▶ **PROBLEM REQUIREMENTS**
All lines below containing "this" are to be listed.

▶ **RECORD EXTRACTS**
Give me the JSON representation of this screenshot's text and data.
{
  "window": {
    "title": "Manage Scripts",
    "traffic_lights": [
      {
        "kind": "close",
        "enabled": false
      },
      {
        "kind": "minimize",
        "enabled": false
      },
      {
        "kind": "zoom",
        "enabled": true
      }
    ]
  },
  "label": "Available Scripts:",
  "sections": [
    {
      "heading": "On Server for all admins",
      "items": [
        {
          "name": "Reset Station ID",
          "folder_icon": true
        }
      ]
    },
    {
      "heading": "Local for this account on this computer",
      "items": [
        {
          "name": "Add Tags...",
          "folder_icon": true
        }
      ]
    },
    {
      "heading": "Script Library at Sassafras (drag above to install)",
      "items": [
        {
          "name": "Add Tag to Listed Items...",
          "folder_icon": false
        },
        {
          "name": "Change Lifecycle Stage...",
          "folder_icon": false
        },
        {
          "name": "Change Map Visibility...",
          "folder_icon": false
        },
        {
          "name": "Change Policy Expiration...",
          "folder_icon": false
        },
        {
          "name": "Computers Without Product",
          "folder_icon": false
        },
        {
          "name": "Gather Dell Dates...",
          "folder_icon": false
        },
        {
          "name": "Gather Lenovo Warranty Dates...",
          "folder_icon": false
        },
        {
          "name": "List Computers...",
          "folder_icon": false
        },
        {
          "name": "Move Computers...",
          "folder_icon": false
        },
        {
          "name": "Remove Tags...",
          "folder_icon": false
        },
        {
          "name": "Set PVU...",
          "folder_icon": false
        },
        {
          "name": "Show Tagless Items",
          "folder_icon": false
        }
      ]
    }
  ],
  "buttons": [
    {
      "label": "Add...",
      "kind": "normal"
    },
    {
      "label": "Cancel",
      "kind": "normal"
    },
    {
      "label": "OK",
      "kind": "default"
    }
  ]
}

▶ **RESPONSE AREA**
Give me the JSON representation of this screenshot's text and data.
      "heading": "Local for this account on this computer",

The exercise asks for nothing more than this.